Several African countries suspend use of UK’s AstraZeneca vaccine
Several African nations have suspended the use of AstraZeneca’s COVID-19 vaccine that is produced in Britain, citing fears over potential side effects.
Over a dozen European countries stopped administering the AstraZeneca vaccine this week following reports that it could lead to potentially dangerous blood clots.
The European Medicines Agency and the World Health Organization (WHO) are currently investigating the reports.
Twenty-five African countries have been supplied with AstraZeneca vaccines through COVAX, a joint initiative from WHO and the international vaccine alliance GAVI.
A growing number of European countries — including Germany, France, Italy and Spain — have suspended use of the AstraZeneca’s COVID-19 vaccine.
The escalating concern is another setback for the European Union's vaccination drive, which has been plagued by shortages and other hurdles and is lagging well behind other developed nations, The Associated Press reported.
AstraZeneca said there have been 37 reports of blood clots out of more than 17 million people vaccinated in the 27-country EU and Britain. The drugmaker claimed there is no evidence the vaccine carries an increased risk of clots.
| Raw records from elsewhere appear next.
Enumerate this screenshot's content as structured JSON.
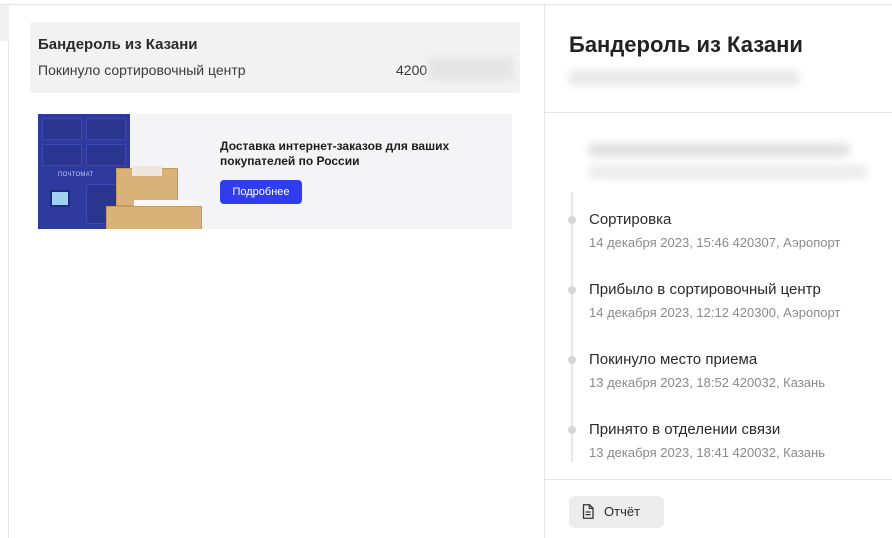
{
  "shipment": {
    "title": "Бандероль из Казани",
    "status": "Покинуло сортировочный центр",
    "track_prefix": "4200"
  },
  "banner": {
    "headline": "Доставка интернет-заказов для ваших покупателей по России",
    "button": "Подробнее",
    "locker_brand": "ПОЧТОМАТ",
    "accent": "#2f3cf0"
  },
  "panel": {
    "title": "Бандероль из Казани",
    "events": [
      {
        "name": "Сортировка",
        "meta": "14 декабря 2023, 15:46 420307, Аэропорт"
      },
      {
        "name": "Прибыло в сортировочный центр",
        "meta": "14 декабря 2023, 12:12 420300, Аэропорт"
      },
      {
        "name": "Покинуло место приема",
        "meta": "13 декабря 2023, 18:52 420032, Казань"
      },
      {
        "name": "Принято в отделении связи",
        "meta": "13 декабря 2023, 18:41 420032, Казань"
      }
    ],
    "report_button": {
      "label": "Отчёт",
      "icon": "document-icon"
    }
  }
}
Blood clots can travel through the body and cause heart attacks, strokes and deadly blockages in the lungs. AstraZeneca reported 15 cases of deep vein thrombosis, or a type of clot that often develops in the legs, and 22 instances of pulmonary embolisms, or clots in the lungs.